I have been able to do one thing which I’ve been really wanting to do for ages now: You may have noticed when vessels cross spheres of influence at high time warp, that the resulting orbit after the transition can be quite different from what was originally estimated. This is caused not by an imprecision with the estimation itself, nor is this a floating-point inaccuracy issue for once; the problem is with the way the actual orbit component in the vessel behaves when switching reference frames. That bit of code was written much longer ago than the patched conics system, and it was less accurate than the maths used to estimate your upcoming trajectories.
The inaccuracy came from the fact that, while the patch conics estimation is very precise in pinpointing the exact moment the vessel crosses SOI’s, the actual orbit code would simply react to the dominant body having changed between the last frame and the current one, and recalculate the new orbit based on the current position and velocity vectors. That is okay as long as you are not running the game at a high warp factor, but at very high time compressions, a vessel may move a lot in one frame. Quite enough to fly far past the true point of SOI transition, which means the state vectors it used to calculate its new orbit could be off by as much as an entire frame’s worth of movement.
The solution was simple enough: Instead of simply recalculating after a change in sphere of influence, the vessel orbit code now searches backwards between its position in the last frame and now, for the exact point where the it crossed over to the new SOI. This search finds the moment of SOI transition down to 1/100th of a second. We then calculate the new orbit from the state vectors at that point in time, which gives us much more accurate results, and is unaffected by the warp factor.
I believe this issue can be closed.
- Status changed from New to Confirmed
- % Done changed from 0 to 10
Thanks for the heads up! And thanks to HarvesteR for fixing it. I don't know if they ever saw this bug report though. Heh heh.
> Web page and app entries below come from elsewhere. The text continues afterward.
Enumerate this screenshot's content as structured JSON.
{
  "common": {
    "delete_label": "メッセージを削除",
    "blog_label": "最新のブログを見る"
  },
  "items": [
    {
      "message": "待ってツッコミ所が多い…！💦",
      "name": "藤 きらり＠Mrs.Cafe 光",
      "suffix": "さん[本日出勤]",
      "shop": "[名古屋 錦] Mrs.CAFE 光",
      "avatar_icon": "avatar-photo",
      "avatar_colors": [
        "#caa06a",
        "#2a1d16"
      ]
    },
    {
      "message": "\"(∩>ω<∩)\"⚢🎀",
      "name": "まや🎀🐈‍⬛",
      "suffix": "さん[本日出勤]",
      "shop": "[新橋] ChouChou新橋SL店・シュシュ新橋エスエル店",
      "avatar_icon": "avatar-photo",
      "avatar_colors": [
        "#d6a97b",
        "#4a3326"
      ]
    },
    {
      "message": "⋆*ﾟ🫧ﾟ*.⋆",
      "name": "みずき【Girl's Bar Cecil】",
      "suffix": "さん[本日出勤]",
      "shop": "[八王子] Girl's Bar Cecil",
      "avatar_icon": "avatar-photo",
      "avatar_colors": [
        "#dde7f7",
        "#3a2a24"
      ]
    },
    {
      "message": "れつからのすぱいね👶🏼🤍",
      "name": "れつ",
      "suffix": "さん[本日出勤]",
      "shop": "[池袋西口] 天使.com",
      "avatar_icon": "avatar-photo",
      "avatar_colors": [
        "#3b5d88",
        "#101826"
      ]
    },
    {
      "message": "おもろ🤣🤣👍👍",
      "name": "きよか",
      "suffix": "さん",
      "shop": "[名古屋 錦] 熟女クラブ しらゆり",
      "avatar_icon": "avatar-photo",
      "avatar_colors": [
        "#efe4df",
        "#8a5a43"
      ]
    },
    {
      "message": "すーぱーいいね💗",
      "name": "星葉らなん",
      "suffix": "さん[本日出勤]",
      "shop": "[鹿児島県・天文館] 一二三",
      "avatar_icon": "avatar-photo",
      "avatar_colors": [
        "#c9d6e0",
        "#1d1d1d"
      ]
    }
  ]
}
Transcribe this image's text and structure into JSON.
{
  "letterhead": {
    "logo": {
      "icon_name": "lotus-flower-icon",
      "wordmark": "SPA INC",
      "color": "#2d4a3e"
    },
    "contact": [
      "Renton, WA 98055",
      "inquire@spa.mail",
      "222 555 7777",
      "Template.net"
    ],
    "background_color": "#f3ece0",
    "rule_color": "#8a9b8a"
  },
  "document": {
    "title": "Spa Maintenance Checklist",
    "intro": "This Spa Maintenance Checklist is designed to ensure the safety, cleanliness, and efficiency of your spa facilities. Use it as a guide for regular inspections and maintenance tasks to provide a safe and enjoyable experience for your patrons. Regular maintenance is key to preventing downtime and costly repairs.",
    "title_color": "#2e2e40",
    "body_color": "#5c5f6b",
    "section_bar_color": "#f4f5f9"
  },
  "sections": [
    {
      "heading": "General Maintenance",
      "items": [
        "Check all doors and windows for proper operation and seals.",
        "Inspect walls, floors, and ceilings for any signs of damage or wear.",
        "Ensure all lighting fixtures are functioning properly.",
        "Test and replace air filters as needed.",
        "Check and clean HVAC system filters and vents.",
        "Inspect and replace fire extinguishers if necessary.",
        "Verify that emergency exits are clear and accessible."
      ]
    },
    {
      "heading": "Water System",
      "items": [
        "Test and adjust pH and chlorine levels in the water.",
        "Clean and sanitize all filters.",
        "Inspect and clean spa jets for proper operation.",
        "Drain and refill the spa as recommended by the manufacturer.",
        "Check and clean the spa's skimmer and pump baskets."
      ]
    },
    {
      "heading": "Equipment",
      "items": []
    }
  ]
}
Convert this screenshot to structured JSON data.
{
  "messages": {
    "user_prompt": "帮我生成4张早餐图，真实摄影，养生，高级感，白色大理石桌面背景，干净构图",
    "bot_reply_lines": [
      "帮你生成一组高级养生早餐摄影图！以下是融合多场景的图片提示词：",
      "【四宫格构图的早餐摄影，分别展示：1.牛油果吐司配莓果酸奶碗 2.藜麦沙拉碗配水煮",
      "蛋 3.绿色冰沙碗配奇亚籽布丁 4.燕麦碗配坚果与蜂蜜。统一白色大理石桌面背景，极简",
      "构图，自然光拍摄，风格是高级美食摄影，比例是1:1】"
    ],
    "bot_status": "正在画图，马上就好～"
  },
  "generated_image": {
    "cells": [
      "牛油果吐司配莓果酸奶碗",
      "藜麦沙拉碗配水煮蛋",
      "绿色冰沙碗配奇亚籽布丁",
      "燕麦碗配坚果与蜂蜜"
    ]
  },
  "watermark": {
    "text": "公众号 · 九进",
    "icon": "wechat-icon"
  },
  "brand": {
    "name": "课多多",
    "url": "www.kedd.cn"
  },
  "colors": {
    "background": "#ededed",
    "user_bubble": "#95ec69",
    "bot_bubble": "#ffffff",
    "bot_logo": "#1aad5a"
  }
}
I've changed the status as confirmed. That's the closest to being fixed I can select. If a mod reads this, feel free to close!